Children’s book author Jacqueline Woodson has written over 30 books, often focused on race and identity in America. We get her take on the current moment and talk about the never-ending power of story.

How Coronavirus Will Change City Life

Jun 26, 2020

This broadcast originally aired on May 6, 2020.

Past pandemics changed the way of life in cities around the world. We look at how city features were inspired by history’s worst disease outbreaks.


Brian Melican, journalist, author and translator. (@melican)

Recovering from COVID-19. Millions of Americans have had the disease. Some people suffer from long-term medical conditions. So what does recovery actually look like?


Dr. Mafuzur Rahman, vice chair of medicine, director of hospital medicine and clinical assistant professor at SUNY Downstate. He’s been on the front lines of the pandemic and created a COVID-19 discharge clinic.

Actor and comedian Patton Oswalt joins us for a chat about parenting, loss, his many projects and keeping humor alive through a pandemic.


Patton Oswalt, comedian, actor and writer. His latest special is “I Love Everything.” (@pattonoswalt)

Professor, author and preacher Michael Eric Dyson has spent his life’s work grappling with the concept of race in America. And he says he’s more hopeful now than ever before. We talk with him.

The History And Hope Of Juneteenth

Jun 19, 2020

Celebrating Juneteenth. We talk about the push to observe and understand the deeper story of the holiday.


Mary Elliott, historian and specialist at the Smithsonian’s National Museum of African American History and Culture. (@NMAAHC)

New York Times business writer Eduardo Porter talks about how racial hostility is impoverishing all Americans.


Eduardo Porter, economics reporter for the New York Times. Author of “American Poison: How Racial Hostility Destroyed Our Promise.” (@portereduardo)

George Mpanga, better known as George the Poet, is a 29-year-old British spoken word artist. His new podcast is a genre-defying mix of music, poetry, storytelling, and personal narrative. We talk to him about his art, his push for social change and this moment now.


George the Poet, London-based spoken word artist. Host of “Have You Heard George’s Podcast?,” the first European podcast to ever win a Peabody award.

The Supreme Court’s landmark ruling on workplace protection for LGBTQ workers. The justices ruled 6-3 that portions of the Civil Rights Act extend to gender identity and sexual orientation. We analyze the historic decision and its impact.


Greg Stohr, Supreme Court reporter for Bloomberg News. (@GregStohr)

Some states are reopening, while others have reversed course, as protests for racial justice continue across America. We check in around the country.


Rose Scott, host of “Closer Look with Rose Scott” on WABE, an NPR station in Atlanta. (@waberosescott)

Is The Virtual Workplace Here To Stay?

Jun 15, 2020

Working from home has become the norm for some these last few months, but will it endure after the pandemic?
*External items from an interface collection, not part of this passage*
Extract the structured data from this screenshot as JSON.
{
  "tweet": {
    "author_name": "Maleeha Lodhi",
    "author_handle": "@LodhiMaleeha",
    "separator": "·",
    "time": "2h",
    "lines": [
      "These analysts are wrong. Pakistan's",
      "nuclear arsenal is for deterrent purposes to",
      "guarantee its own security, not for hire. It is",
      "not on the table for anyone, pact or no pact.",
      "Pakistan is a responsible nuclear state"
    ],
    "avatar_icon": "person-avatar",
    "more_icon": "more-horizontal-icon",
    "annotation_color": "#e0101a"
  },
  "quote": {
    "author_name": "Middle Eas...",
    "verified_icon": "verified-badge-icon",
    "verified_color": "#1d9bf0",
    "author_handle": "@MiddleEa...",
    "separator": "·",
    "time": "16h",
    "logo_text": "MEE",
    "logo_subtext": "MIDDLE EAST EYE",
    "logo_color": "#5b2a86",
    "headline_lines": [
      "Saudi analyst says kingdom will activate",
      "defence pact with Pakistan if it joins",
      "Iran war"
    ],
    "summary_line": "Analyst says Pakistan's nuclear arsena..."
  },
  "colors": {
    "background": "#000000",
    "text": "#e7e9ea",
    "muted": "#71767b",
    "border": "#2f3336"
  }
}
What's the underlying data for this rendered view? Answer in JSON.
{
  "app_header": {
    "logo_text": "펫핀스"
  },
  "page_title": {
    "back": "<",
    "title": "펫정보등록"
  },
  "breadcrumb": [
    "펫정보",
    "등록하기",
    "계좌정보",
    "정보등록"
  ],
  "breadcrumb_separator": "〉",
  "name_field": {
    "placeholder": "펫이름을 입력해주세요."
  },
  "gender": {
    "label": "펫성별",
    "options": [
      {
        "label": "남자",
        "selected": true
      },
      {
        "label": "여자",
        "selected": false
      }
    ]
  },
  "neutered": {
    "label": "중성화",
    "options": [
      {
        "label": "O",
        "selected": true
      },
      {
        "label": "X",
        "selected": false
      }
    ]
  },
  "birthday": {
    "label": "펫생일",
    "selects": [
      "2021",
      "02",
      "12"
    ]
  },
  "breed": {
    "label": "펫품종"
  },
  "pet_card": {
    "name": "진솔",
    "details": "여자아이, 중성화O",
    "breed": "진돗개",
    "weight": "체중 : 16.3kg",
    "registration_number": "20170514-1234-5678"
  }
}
We explore the future of the virtual workplace.


Cal Newport, professor of computer science at Georgetown University.

Nicholas Bloom, professor of economics at Stanford University. (@SIEPR)

This broadcast originally aired on April 16, 2020.

A look at the Strategic National Stockpile. Where is it? What is it? What should it be used for? We’ll talk with the man who was once in charge of the whole thing.


Greg Burel, former director of the Strategic National Stockpile. (@gburel)

We talk to members of the high school class of 2020 about what it’s like to enter adulthood amid nationwide protests and a pandemic.


Sandy Banks, columnist for the Los Angeles Times. (@SandyBanksLA)

Rafael Escoto, he is graduating from Washington Heights Expeditionary Learning School in New York. He plans on attending St. Lawrence University in New York.

Do protests spread the coronavirus? What about asymptomatic people? And where are the next possible hotspots? We look into what we know about the pandemic as global cases continue to rise, while much of the developed world begins to reopen.


Dr. Ashish Jha, director of the Harvard Global Health Institute. (@ashishkjha)

The call for a modern-day civil rights movement. We talk to two scholars of history about the need for change and healing.